DATA TO USE
════════════════

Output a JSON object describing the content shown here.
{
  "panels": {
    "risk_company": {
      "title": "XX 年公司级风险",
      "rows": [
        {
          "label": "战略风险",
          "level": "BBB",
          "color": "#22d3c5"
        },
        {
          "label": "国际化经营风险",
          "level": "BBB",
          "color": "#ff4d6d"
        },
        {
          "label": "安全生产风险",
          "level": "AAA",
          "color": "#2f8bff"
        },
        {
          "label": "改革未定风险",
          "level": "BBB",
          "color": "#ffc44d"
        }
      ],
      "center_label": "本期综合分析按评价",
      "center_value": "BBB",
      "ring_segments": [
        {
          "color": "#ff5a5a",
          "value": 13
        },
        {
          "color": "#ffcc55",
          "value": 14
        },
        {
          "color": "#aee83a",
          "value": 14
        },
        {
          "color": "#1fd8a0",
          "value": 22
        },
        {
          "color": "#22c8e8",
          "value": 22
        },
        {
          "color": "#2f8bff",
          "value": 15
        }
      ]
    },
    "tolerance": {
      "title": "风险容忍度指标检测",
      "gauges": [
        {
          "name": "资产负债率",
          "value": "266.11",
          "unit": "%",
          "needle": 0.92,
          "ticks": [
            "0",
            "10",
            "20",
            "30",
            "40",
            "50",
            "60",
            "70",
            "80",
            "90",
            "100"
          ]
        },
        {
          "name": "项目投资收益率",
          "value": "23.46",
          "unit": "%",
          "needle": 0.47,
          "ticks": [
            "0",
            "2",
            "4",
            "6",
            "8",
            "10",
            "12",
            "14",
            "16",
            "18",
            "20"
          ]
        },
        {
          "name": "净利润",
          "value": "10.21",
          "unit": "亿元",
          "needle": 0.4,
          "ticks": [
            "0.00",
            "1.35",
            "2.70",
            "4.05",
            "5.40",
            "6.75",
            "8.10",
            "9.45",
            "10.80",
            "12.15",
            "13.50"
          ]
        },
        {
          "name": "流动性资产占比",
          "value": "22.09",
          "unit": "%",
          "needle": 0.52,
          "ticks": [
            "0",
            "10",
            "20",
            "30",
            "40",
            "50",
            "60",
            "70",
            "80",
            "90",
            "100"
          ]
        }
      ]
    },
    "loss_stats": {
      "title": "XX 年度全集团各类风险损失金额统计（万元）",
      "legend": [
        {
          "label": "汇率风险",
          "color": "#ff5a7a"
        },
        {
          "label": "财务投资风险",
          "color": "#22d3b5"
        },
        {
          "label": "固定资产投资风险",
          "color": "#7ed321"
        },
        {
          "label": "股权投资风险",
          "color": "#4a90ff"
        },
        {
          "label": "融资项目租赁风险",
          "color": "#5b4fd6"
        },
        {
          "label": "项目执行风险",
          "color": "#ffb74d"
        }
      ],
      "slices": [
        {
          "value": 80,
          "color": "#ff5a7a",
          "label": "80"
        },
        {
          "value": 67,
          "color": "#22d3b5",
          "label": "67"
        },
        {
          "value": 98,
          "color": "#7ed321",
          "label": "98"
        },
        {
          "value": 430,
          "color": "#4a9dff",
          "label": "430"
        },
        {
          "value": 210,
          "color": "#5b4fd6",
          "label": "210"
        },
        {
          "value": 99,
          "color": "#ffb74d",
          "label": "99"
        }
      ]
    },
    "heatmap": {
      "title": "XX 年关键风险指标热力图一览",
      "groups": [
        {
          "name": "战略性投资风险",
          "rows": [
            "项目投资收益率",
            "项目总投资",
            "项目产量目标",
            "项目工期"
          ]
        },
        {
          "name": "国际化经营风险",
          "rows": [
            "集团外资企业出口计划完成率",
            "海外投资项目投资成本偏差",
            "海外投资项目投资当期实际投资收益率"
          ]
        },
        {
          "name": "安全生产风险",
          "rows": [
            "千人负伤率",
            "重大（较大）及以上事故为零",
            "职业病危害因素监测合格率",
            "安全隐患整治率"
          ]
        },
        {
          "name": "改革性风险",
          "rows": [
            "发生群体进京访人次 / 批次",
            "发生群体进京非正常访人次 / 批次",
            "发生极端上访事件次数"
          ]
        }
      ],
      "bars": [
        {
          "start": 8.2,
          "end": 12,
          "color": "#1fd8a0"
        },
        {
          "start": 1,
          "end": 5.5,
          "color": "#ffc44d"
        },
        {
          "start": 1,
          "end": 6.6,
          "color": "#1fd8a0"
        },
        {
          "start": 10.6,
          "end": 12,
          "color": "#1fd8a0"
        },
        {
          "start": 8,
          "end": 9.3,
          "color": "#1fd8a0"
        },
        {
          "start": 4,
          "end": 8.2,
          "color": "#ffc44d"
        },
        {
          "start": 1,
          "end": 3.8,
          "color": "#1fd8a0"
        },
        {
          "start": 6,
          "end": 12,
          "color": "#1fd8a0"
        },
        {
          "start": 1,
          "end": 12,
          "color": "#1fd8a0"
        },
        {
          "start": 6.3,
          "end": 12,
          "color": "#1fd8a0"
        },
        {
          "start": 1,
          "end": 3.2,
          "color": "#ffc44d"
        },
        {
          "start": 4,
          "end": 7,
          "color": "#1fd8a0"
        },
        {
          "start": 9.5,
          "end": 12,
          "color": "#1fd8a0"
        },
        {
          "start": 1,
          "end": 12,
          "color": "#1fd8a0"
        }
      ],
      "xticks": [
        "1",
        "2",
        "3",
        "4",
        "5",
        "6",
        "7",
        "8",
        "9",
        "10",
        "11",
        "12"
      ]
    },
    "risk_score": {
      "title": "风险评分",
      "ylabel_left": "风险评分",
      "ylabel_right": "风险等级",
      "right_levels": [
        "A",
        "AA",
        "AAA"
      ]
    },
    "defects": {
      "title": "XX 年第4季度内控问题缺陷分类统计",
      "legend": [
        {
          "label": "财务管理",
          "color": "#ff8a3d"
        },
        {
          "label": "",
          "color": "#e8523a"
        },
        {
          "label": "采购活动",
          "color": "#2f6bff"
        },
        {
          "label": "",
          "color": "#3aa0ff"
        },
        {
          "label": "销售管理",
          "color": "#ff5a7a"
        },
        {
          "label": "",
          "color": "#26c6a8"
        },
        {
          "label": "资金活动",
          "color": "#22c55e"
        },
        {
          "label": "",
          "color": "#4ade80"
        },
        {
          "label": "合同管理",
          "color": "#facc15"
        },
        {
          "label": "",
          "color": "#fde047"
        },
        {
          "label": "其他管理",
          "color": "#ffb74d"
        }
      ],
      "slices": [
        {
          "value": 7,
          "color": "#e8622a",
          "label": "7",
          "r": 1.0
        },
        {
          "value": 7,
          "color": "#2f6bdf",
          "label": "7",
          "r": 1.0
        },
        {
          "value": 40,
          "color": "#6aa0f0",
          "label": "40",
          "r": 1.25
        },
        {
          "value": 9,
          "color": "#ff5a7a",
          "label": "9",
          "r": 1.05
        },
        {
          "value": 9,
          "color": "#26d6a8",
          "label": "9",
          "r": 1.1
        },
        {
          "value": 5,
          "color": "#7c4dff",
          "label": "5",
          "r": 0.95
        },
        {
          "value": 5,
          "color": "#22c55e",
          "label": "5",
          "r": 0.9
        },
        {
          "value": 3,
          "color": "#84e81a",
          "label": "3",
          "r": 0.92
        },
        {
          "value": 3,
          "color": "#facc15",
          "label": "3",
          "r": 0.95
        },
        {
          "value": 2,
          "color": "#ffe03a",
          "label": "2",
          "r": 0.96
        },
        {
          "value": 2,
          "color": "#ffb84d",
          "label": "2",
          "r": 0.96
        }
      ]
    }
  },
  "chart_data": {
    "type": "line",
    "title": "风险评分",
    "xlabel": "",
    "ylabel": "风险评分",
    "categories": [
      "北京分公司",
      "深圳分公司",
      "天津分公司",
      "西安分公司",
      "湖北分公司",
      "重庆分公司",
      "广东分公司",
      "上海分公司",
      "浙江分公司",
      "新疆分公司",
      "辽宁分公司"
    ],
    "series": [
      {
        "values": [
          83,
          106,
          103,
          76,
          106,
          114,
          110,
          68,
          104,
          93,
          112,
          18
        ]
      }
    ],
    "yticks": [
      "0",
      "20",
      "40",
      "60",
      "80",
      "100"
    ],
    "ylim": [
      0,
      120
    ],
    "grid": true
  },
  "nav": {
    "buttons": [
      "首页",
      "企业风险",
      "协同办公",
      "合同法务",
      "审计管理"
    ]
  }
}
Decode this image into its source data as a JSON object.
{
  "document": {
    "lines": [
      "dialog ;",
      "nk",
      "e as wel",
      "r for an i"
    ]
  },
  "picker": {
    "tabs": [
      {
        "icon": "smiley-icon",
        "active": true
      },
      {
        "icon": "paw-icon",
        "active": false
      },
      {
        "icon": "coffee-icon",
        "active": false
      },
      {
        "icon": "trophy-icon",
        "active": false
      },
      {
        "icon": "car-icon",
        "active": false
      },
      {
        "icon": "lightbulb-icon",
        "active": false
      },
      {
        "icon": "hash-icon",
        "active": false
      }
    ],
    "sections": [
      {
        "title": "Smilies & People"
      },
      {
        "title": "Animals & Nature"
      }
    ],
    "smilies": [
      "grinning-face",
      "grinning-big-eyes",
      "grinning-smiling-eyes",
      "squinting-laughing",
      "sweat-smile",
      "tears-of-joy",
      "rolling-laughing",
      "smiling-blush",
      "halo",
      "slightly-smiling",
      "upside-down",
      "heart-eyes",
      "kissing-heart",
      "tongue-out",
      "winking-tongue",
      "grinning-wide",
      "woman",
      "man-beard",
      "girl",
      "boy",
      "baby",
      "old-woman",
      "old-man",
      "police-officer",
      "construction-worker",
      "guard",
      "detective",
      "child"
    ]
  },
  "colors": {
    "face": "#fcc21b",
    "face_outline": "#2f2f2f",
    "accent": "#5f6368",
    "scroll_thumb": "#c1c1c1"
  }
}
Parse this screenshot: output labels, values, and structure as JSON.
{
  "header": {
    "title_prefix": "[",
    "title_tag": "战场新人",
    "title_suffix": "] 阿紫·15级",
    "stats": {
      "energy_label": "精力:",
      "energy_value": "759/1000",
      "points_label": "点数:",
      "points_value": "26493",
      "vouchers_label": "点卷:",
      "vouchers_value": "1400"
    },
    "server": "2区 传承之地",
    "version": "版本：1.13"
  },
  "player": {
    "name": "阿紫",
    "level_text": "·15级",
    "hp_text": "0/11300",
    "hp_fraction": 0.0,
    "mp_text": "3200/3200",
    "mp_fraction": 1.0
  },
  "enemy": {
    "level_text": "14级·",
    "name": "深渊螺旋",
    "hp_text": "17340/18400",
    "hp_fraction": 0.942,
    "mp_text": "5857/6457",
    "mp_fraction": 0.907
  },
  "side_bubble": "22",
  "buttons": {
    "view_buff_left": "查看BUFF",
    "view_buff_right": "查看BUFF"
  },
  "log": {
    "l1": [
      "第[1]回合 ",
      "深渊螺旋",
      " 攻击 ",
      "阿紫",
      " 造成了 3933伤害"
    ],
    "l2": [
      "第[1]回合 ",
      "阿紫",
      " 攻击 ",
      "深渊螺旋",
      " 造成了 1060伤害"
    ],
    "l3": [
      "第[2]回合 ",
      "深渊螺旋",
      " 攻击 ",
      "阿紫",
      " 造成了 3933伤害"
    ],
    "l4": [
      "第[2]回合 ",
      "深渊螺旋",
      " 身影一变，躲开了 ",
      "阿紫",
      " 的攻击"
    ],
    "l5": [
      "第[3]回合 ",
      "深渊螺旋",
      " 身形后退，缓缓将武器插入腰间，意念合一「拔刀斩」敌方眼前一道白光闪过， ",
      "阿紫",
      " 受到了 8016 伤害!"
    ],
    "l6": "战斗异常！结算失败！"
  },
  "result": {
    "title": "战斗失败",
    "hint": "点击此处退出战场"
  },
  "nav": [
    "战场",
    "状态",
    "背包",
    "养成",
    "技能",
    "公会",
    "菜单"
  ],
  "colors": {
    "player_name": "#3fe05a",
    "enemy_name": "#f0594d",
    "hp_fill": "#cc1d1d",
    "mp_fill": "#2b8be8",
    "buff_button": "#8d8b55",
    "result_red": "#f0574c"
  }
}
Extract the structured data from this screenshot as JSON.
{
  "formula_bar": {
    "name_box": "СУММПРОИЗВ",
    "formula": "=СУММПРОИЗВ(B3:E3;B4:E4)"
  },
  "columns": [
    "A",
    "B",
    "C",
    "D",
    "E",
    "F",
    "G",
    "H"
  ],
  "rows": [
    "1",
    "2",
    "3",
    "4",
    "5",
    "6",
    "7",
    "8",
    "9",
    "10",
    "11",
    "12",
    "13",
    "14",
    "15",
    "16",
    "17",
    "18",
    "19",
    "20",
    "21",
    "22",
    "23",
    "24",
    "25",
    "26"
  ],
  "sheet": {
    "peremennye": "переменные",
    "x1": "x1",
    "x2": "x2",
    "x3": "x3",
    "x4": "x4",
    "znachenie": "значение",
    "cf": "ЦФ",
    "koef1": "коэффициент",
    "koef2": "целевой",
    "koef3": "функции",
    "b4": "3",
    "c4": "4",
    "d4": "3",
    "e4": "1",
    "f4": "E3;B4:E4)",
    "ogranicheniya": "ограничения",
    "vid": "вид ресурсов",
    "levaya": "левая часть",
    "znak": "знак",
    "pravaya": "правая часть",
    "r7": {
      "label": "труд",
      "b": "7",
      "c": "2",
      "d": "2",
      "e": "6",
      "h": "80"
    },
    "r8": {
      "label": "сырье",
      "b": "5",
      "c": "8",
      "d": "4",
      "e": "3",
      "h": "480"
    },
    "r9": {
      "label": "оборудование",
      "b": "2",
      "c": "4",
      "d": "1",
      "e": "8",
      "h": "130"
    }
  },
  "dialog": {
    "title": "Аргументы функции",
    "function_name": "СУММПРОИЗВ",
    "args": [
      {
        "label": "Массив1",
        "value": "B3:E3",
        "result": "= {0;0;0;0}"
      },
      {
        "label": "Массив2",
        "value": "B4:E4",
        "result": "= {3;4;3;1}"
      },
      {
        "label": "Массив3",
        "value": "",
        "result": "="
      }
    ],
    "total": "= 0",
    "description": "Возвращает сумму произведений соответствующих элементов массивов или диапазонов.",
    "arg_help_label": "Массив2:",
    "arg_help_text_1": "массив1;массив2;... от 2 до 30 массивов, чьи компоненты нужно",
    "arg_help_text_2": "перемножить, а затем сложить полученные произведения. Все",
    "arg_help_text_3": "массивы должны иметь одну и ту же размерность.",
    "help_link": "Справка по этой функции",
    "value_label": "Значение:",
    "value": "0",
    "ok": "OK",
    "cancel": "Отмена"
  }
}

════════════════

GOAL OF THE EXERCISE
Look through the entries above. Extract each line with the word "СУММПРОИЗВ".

SOLUTION
    "name_box": "СУММПРОИЗВ",
    "formula": "=СУММПРОИЗВ(B3:E3;B4:E4)"
    "function_name": "СУММПРОИЗВ",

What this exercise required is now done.